Restate the entire listing word for word.
#### Record excerpts ####
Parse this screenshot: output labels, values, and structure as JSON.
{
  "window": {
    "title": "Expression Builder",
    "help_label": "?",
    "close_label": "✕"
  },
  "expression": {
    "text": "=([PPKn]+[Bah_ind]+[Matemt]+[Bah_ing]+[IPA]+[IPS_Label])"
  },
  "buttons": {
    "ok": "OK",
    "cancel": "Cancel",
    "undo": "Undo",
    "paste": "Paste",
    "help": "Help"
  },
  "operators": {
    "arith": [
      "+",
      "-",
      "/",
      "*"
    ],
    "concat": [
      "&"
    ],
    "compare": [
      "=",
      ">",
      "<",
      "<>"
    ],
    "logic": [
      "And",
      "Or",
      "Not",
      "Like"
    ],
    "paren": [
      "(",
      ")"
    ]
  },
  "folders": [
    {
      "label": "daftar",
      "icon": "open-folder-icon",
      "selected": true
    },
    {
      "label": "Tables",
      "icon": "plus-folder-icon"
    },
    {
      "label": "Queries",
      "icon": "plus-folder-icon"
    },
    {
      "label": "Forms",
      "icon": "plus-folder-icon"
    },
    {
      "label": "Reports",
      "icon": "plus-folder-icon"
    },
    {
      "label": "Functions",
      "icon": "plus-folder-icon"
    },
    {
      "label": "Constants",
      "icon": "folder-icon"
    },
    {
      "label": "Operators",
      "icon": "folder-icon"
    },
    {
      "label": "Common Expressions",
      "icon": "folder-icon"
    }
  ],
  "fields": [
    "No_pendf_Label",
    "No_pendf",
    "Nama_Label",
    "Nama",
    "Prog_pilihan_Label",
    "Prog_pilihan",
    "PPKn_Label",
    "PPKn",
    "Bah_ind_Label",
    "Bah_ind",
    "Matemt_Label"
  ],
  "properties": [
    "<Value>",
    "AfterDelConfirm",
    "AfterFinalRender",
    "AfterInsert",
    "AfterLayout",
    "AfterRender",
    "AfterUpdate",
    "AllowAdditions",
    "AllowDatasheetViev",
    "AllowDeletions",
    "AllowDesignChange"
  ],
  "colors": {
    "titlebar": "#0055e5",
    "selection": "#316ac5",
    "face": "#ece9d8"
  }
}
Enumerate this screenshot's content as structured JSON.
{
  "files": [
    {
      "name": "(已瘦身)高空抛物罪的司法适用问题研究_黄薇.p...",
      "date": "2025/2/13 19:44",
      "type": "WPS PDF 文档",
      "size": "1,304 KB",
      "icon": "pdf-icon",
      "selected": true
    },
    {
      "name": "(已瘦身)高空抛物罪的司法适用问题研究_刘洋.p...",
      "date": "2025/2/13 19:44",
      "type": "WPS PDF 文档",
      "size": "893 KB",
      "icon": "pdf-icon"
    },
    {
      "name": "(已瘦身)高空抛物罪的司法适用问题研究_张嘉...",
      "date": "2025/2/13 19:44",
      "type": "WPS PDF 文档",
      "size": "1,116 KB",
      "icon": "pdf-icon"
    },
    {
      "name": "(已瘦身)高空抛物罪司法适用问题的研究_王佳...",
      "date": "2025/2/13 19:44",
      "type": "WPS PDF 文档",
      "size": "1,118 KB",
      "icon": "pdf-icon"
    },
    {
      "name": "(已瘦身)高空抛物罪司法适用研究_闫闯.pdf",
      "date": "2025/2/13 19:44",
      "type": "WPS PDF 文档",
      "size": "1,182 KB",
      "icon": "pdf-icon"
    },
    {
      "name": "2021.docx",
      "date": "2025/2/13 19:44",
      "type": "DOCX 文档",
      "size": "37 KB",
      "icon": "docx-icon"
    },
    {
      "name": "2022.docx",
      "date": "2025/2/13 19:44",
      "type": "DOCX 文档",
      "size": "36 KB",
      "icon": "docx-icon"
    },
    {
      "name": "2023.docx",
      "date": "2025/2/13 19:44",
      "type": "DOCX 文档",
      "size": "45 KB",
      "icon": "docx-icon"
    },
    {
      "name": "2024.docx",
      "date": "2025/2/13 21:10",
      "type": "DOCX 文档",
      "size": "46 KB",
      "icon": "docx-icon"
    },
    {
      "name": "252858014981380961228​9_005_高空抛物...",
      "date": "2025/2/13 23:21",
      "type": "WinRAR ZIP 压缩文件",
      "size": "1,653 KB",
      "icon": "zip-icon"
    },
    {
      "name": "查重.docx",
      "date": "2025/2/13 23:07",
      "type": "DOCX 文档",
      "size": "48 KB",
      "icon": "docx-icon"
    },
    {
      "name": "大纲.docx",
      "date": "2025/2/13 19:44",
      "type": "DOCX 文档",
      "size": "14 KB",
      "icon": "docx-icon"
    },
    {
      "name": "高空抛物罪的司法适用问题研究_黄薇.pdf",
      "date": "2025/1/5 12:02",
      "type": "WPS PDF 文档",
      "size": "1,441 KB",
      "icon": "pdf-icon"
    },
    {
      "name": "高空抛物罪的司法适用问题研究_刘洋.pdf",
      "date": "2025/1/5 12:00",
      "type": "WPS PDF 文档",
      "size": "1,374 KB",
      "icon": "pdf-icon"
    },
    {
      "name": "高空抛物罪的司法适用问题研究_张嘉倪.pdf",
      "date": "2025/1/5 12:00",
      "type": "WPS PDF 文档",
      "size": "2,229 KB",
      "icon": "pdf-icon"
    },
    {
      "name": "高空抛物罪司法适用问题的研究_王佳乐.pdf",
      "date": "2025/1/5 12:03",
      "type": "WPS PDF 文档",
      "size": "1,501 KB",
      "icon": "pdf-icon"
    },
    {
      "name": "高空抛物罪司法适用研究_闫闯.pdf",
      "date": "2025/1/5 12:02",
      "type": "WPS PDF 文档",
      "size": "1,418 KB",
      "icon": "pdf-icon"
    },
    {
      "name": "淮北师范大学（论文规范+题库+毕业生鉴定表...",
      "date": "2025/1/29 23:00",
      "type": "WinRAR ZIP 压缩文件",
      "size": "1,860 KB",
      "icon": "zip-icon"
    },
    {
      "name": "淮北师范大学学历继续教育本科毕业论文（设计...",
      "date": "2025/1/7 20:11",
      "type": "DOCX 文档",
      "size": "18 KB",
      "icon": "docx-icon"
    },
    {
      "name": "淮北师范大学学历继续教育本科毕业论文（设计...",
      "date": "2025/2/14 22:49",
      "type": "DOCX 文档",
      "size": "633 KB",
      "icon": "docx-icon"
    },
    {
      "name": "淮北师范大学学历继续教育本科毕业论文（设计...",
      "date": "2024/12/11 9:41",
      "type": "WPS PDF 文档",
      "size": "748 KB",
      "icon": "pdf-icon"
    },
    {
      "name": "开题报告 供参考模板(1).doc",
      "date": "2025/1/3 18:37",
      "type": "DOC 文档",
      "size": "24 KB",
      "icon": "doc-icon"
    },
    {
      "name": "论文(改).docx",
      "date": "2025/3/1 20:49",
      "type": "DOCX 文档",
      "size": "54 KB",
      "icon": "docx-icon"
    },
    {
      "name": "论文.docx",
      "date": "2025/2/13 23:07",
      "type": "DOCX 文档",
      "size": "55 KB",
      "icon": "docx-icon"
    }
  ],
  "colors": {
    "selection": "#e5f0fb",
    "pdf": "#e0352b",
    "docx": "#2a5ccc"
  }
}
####
Task output:
Parse this screenshot: output labels, values, and structure as JSON.
{
  "window": {
    "title": "Expression Builder",
    "help_label": "?",
    "close_label": "✕"
  },
  "expression": {
    "text": "=([PPKn]+[Bah_ind]+[Matemt]+[Bah_ing]+[IPA]+[IPS_Label])"
  },
  "buttons": {
    "ok": "OK",
    "cancel": "Cancel",
    "undo": "Undo",
    "paste": "Paste",
    "help": "Help"
  },
  "operators": {
    "arith": [
      "+",
      "-",
      "/",
      "*"
    ],
    "concat": [
      "&"
    ],
    "compare": [
      "=",
      ">",
      "<",
      "<>"
    ],
    "logic": [
      "And",
      "Or",
      "Not",
      "Like"
    ],
    "paren": [
      "(",
      ")"
    ]
  },
  "folders": [
    {
      "label": "daftar",
      "icon": "open-folder-icon",
      "selected": true
    },
    {
      "label": "Tables",
      "icon": "plus-folder-icon"
    },
    {
      "label": "Queries",
      "icon": "plus-folder-icon"
    },
    {
      "label": "Forms",
      "icon": "plus-folder-icon"
    },
    {
      "label": "Reports",
      "icon": "plus-folder-icon"
    },
    {
      "label": "Functions",
      "icon": "plus-folder-icon"
    },
    {
      "label": "Constants",
      "icon": "folder-icon"
    },
    {
      "label": "Operators",
      "icon": "folder-icon"
    },
    {
      "label": "Common Expressions",
      "icon": "folder-icon"
    }
  ],
  "fields": [
    "No_pendf_Label",
    "No_pendf",
    "Nama_Label",
    "Nama",
    "Prog_pilihan_Label",
    "Prog_pilihan",
    "PPKn_Label",
    "PPKn",
    "Bah_ind_Label",
    "Bah_ind",
    "Matemt_Label"
  ],
  "properties": [
    "<Value>",
    "AfterDelConfirm",
    "AfterFinalRender",
    "AfterInsert",
    "AfterLayout",
    "AfterRender",
    "AfterUpdate",
    "AllowAdditions",
    "AllowDatasheetViev",
    "AllowDeletions",
    "AllowDesignChange"
  ],
  "colors": {
    "titlebar": "#0055e5",
    "selection": "#316ac5",
    "face": "#ece9d8"
  }
}
Enumerate this screenshot's content as structured JSON.
{
  "files": [
    {
      "name": "(已瘦身)高空抛物罪的司法适用问题研究_黄薇.p...",
      "date": "2025/2/13 19:44",
      "type": "WPS PDF 文档",
      "size": "1,304 KB",
      "icon": "pdf-icon",
      "selected": true
    },
    {
      "name": "(已瘦身)高空抛物罪的司法适用问题研究_刘洋.p...",
      "date": "2025/2/13 19:44",
      "type": "WPS PDF 文档",
      "size": "893 KB",
      "icon": "pdf-icon"
    },
    {
      "name": "(已瘦身)高空抛物罪的司法适用问题研究_张嘉...",
      "date": "2025/2/13 19:44",
      "type": "WPS PDF 文档",
      "size": "1,116 KB",
      "icon": "pdf-icon"
    },
    {
      "name": "(已瘦身)高空抛物罪司法适用问题的研究_王佳...",
      "date": "2025/2/13 19:44",
      "type": "WPS PDF 文档",
      "size": "1,118 KB",
      "icon": "pdf-icon"
    },
    {
      "name": "(已瘦身)高空抛物罪司法适用研究_闫闯.pdf",
      "date": "2025/2/13 19:44",
      "type": "WPS PDF 文档",
      "size": "1,182 KB",
      "icon": "pdf-icon"
    },
    {
      "name": "2021.docx",
      "date": "2025/2/13 19:44",
      "type": "DOCX 文档",
      "size": "37 KB",
      "icon": "docx-icon"
    },
    {
      "name": "2022.docx",
      "date": "2025/2/13 19:44",
      "type": "DOCX 文档",
      "size": "36 KB",
      "icon": "docx-icon"
    },
    {
      "name": "2023.docx",
      "date": "2025/2/13 19:44",
      "type": "DOCX 文档",
      "size": "45 KB",
      "icon": "docx-icon"
    },
    {
      "name": "2024.docx",
      "date": "2025/2/13 21:10",
      "type": "DOCX 文档",
      "size": "46 KB",
      "icon": "docx-icon"
    },
    {
      "name": "252858014981380961228​9_005_高空抛物...",
      "date": "2025/2/13 23:21",
      "type": "WinRAR ZIP 压缩文件",
      "size": "1,653 KB",
      "icon": "zip-icon"
    },
    {
      "name": "查重.docx",
      "date": "2025/2/13 23:07",
      "type": "DOCX 文档",
      "size": "48 KB",
      "icon": "docx-icon"
    },
    {
      "name": "大纲.docx",
      "date": "2025/2/13 19:44",
      "type": "DOCX 文档",
      "size": "14 KB",
      "icon": "docx-icon"
    },
    {
      "name": "高空抛物罪的司法适用问题研究_黄薇.pdf",
      "date": "2025/1/5 12:02",
      "type": "WPS PDF 文档",
      "size": "1,441 KB",
      "icon": "pdf-icon"
    },
    {
      "name": "高空抛物罪的司法适用问题研究_刘洋.pdf",
      "date": "2025/1/5 12:00",
      "type": "WPS PDF 文档",
      "size": "1,374 KB",
      "icon": "pdf-icon"
    },
    {
      "name": "高空抛物罪的司法适用问题研究_张嘉倪.pdf",
      "date": "2025/1/5 12:00",
      "type": "WPS PDF 文档",
      "size": "2,229 KB",
      "icon": "pdf-icon"
    },
    {
      "name": "高空抛物罪司法适用问题的研究_王佳乐.pdf",
      "date": "2025/1/5 12:03",
      "type": "WPS PDF 文档",
      "size": "1,501 KB",
      "icon": "pdf-icon"
    },
    {
      "name": "高空抛物罪司法适用研究_闫闯.pdf",
      "date": "2025/1/5 12:02",
      "type": "WPS PDF 文档",
      "size": "1,418 KB",
      "icon": "pdf-icon"
    },
    {
      "name": "淮北师范大学（论文规范+题库+毕业生鉴定表...",
      "date": "2025/1/29 23:00",
      "type": "WinRAR ZIP 压缩文件",
      "size": "1,860 KB",
      "icon": "zip-icon"
    },
    {
      "name": "淮北师范大学学历继续教育本科毕业论文（设计...",
      "date": "2025/1/7 20:11",
      "type": "DOCX 文档",
      "size": "18 KB",
      "icon": "docx-icon"
    },
    {
      "name": "淮北师范大学学历继续教育本科毕业论文（设计...",
      "date": "2025/2/14 22:49",
      "type": "DOCX 文档",
      "size": "633 KB",
      "icon": "docx-icon"
    },
    {
      "name": "淮北师范大学学历继续教育本科毕业论文（设计...",
      "date": "2024/12/11 9:41",
      "type": "WPS PDF 文档",
      "size": "748 KB",
      "icon": "pdf-icon"
    },
    {
      "name": "开题报告 供参考模板(1).doc",
      "date": "2025/1/3 18:37",
      "type": "DOC 文档",
      "size": "24 KB",
      "icon": "doc-icon"
    },
    {
      "name": "论文(改).docx",
      "date": "2025/3/1 20:49",
      "type": "DOCX 文档",
      "size": "54 KB",
      "icon": "docx-icon"
    },
    {
      "name": "论文.docx",
      "date": "2025/2/13 23:07",
      "type": "DOCX 文档",
      "size": "55 KB",
      "icon": "docx-icon"
    }
  ],
  "colors": {
    "selection": "#e5f0fb",
    "pdf": "#e0352b",
    "docx": "#2a5ccc"
  }
}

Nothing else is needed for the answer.